EXCERPTED RECORDS:
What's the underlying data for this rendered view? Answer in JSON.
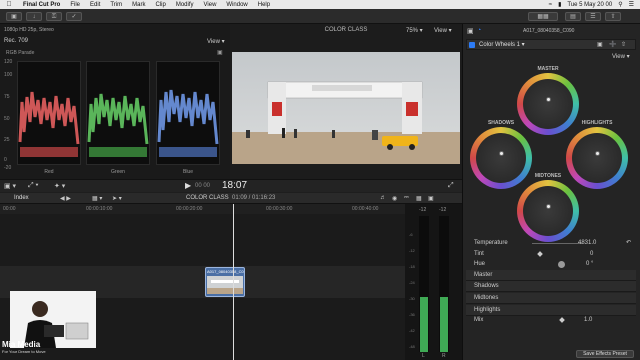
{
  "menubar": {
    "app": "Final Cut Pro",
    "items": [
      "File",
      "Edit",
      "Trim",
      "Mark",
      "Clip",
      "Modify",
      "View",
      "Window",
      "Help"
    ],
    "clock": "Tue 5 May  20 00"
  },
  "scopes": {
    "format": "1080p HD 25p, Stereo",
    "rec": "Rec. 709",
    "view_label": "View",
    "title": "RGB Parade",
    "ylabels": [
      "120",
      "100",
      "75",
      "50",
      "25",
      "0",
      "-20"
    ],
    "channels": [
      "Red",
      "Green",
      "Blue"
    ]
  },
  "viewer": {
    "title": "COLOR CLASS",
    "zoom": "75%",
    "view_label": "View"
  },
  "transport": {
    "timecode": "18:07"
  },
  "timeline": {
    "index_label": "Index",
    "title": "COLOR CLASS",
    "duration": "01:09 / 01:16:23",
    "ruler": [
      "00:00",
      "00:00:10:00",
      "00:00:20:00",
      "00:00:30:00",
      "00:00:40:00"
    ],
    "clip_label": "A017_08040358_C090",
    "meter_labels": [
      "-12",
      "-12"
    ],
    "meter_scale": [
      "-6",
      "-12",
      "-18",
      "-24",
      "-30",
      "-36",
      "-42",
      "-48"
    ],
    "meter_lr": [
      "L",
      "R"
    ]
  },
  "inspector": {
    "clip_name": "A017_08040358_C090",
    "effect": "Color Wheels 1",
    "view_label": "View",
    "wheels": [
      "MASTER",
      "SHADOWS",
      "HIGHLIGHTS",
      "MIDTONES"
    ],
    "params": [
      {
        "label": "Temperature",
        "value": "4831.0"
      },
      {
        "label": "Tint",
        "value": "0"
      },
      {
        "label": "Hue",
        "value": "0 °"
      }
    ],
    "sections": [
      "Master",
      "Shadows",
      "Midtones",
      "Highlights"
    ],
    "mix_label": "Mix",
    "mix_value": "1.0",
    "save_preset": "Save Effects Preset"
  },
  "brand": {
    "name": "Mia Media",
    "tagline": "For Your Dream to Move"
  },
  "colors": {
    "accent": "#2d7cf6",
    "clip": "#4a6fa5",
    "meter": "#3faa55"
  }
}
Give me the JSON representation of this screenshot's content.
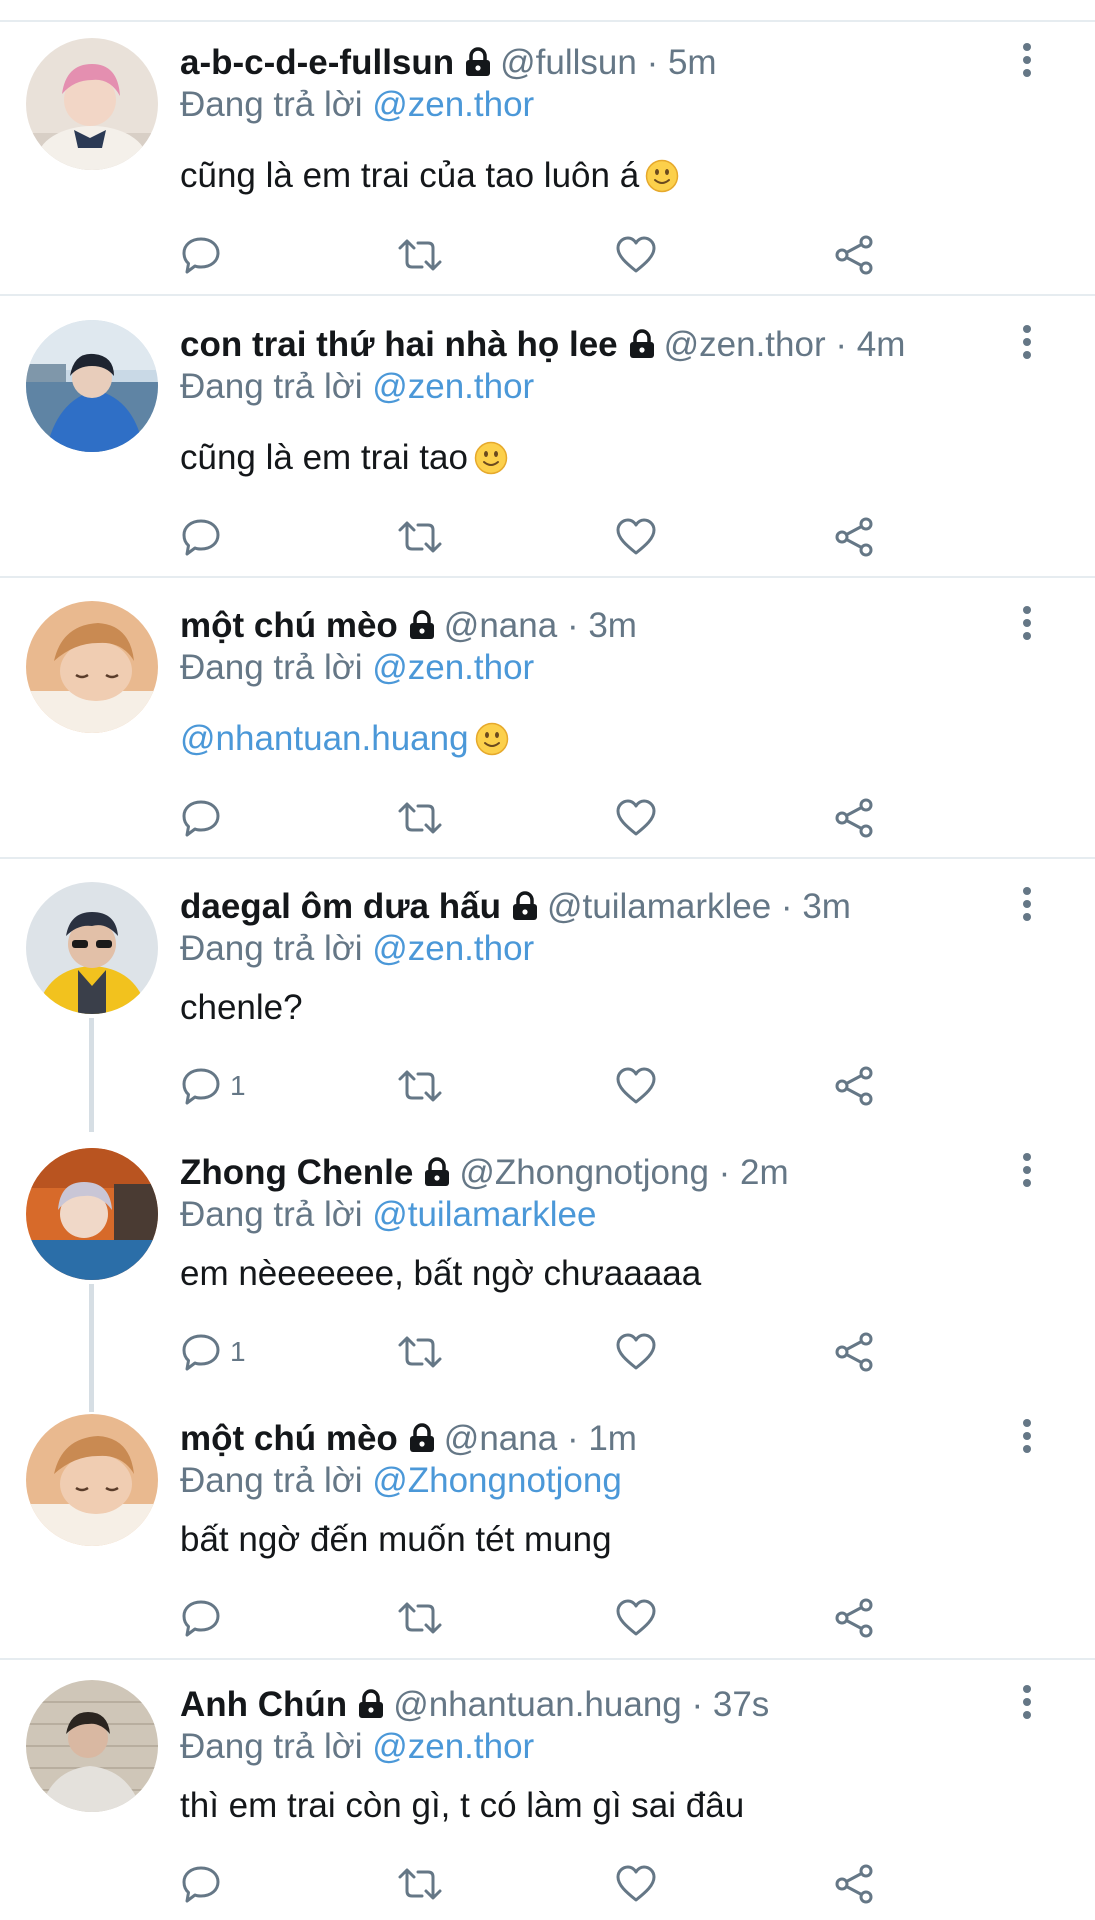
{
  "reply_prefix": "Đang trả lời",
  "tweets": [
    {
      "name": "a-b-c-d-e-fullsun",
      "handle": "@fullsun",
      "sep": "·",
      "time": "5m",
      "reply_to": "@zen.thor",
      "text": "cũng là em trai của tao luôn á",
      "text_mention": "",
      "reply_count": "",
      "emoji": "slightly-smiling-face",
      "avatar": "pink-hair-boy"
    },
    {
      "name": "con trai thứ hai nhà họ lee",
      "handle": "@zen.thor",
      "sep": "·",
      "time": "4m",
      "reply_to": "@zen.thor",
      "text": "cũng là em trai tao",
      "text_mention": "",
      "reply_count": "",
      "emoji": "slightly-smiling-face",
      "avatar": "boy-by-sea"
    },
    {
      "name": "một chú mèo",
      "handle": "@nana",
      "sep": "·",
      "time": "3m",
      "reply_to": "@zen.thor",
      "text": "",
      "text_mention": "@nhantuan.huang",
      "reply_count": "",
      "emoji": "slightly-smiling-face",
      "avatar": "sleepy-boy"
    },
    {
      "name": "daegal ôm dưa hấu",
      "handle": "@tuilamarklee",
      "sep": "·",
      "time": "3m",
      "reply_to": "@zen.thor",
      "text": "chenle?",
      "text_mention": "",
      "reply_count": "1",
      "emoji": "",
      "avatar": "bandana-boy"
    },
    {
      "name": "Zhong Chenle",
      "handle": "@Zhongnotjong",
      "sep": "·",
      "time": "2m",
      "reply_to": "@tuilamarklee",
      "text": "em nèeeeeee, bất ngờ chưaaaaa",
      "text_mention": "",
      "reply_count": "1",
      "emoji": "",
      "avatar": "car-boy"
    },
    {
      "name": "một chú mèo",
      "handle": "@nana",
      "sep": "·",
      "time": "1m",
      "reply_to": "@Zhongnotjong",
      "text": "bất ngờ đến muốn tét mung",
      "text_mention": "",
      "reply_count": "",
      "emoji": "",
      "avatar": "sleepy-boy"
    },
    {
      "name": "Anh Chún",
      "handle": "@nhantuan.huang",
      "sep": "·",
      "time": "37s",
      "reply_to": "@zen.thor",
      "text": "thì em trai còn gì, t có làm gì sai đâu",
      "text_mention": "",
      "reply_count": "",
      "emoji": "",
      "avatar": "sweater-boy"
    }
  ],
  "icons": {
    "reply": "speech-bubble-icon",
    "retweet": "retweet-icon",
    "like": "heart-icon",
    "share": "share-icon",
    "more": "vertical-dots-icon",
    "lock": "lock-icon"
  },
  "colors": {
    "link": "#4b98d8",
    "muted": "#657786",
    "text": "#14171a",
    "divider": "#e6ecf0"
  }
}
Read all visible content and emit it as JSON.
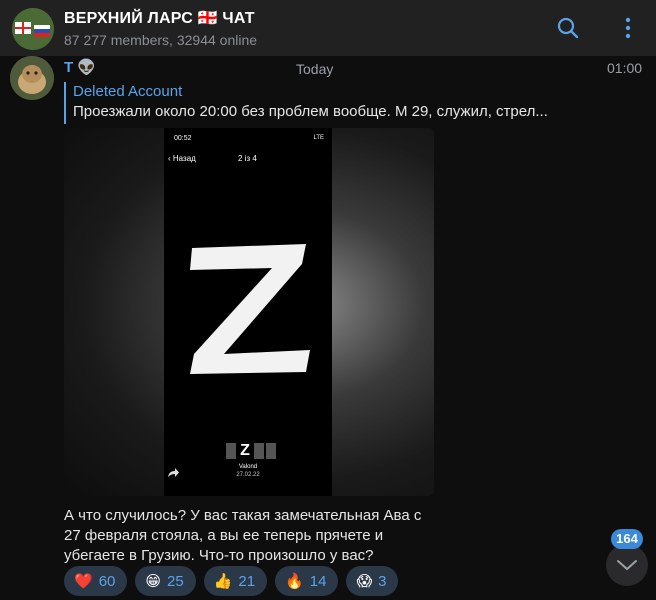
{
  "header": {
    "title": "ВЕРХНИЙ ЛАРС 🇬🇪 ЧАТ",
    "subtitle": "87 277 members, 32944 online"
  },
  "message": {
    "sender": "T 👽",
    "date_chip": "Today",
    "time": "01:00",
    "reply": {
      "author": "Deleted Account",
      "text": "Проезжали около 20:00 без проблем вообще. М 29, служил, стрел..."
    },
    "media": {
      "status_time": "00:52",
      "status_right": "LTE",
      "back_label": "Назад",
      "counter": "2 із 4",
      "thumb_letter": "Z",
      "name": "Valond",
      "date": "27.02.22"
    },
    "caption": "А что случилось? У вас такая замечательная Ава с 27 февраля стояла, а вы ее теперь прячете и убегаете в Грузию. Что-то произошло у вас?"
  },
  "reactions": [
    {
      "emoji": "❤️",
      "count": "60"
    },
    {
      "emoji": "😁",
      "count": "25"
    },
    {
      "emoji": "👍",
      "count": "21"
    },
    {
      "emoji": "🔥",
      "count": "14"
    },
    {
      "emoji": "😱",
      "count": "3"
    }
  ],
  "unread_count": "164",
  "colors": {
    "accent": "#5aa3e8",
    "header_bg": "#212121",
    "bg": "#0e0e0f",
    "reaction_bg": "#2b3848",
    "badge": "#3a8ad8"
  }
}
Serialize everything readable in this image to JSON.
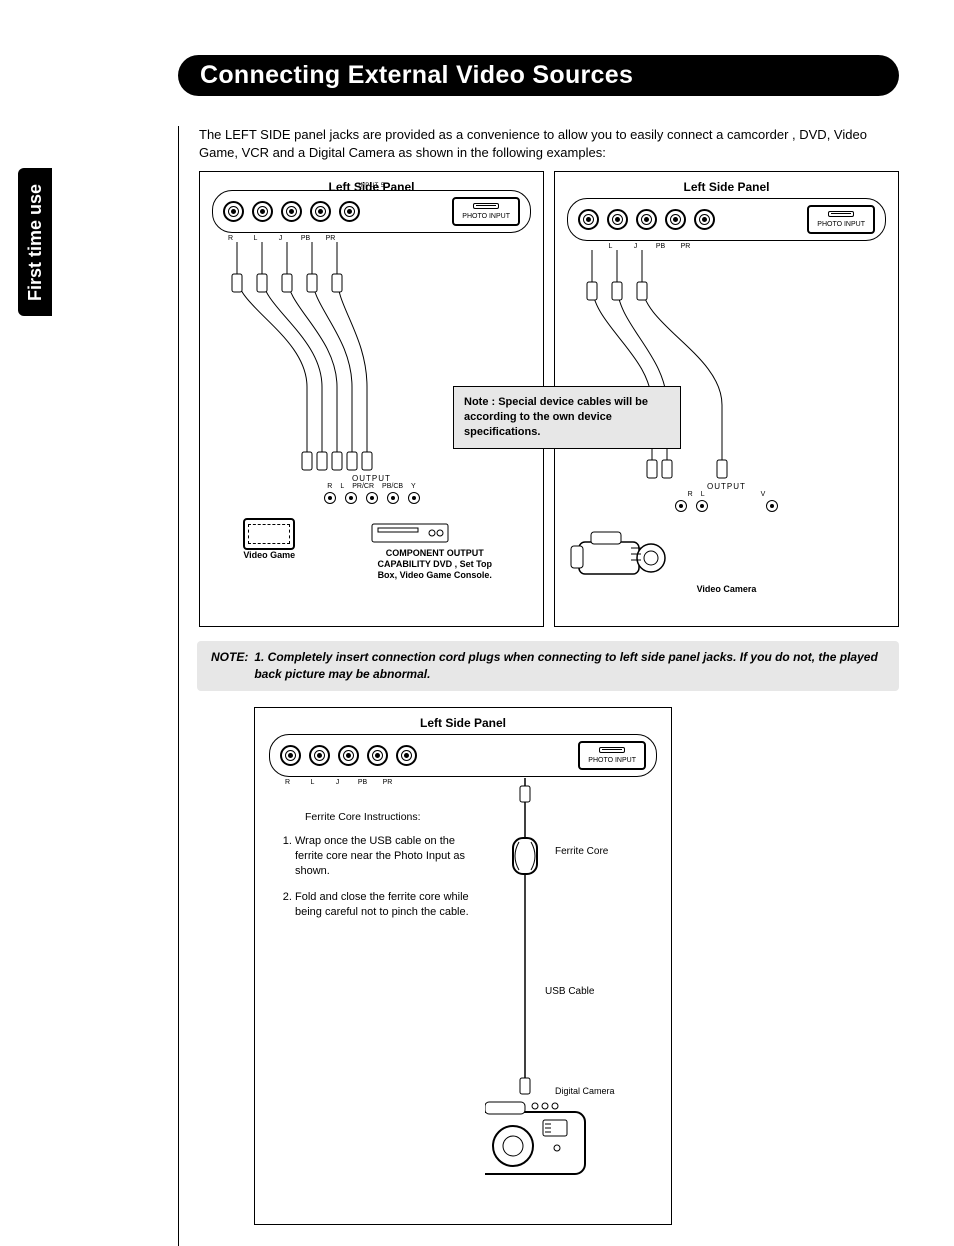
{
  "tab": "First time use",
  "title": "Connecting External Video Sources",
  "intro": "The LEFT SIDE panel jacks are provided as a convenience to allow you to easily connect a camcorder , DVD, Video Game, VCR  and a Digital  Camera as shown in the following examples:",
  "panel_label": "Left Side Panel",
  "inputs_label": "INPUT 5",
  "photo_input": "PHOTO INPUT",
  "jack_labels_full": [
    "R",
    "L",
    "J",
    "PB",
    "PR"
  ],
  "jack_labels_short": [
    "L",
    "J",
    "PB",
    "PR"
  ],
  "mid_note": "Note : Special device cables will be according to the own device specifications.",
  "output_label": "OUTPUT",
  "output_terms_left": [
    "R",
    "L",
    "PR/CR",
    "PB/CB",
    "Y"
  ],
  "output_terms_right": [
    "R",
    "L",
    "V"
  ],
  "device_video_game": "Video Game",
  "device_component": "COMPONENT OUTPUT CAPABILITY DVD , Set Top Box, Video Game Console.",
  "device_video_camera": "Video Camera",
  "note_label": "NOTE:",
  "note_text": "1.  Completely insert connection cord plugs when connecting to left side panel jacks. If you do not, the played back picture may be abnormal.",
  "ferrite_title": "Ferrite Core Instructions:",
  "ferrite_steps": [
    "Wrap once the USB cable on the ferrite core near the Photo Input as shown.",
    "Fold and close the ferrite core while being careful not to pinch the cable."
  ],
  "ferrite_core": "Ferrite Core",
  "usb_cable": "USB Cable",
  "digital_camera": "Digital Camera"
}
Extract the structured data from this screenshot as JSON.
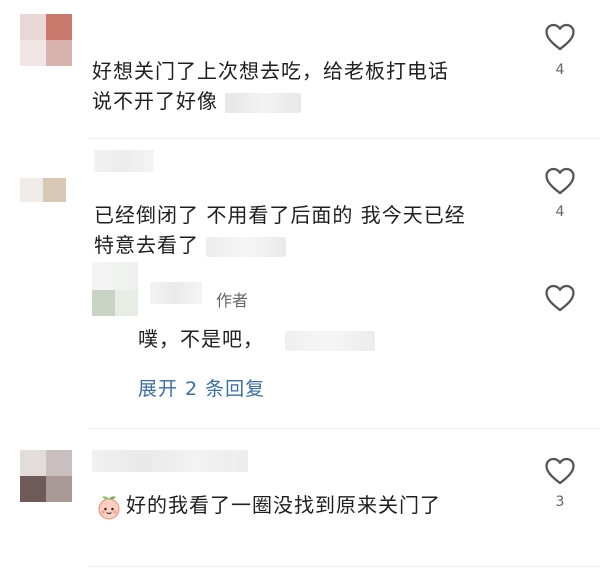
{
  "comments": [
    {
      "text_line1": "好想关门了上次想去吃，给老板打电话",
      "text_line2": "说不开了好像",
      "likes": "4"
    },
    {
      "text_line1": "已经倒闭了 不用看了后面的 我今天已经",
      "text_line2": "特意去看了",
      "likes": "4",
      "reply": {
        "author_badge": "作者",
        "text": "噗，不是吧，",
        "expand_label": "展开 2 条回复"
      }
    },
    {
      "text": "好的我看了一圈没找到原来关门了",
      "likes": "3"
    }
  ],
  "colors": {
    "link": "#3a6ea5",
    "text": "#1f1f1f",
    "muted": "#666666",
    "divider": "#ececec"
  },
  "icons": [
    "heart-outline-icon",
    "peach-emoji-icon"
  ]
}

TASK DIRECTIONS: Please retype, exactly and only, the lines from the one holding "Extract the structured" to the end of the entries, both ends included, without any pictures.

RESPONSE BOX:
Extract the structured data from this screenshot as JSON.
{
  "comments": [
    {
      "text_line1": "好想关门了上次想去吃，给老板打电话",
      "text_line2": "说不开了好像",
      "likes": "4"
    },
    {
      "text_line1": "已经倒闭了 不用看了后面的 我今天已经",
      "text_line2": "特意去看了",
      "likes": "4",
      "reply": {
        "author_badge": "作者",
        "text": "噗，不是吧，",
        "expand_label": "展开 2 条回复"
      }
    },
    {
      "text": "好的我看了一圈没找到原来关门了",
      "likes": "3"
    }
  ],
  "colors": {
    "link": "#3a6ea5",
    "text": "#1f1f1f",
    "muted": "#666666",
    "divider": "#ececec"
  },
  "icons": [
    "heart-outline-icon",
    "peach-emoji-icon"
  ]
}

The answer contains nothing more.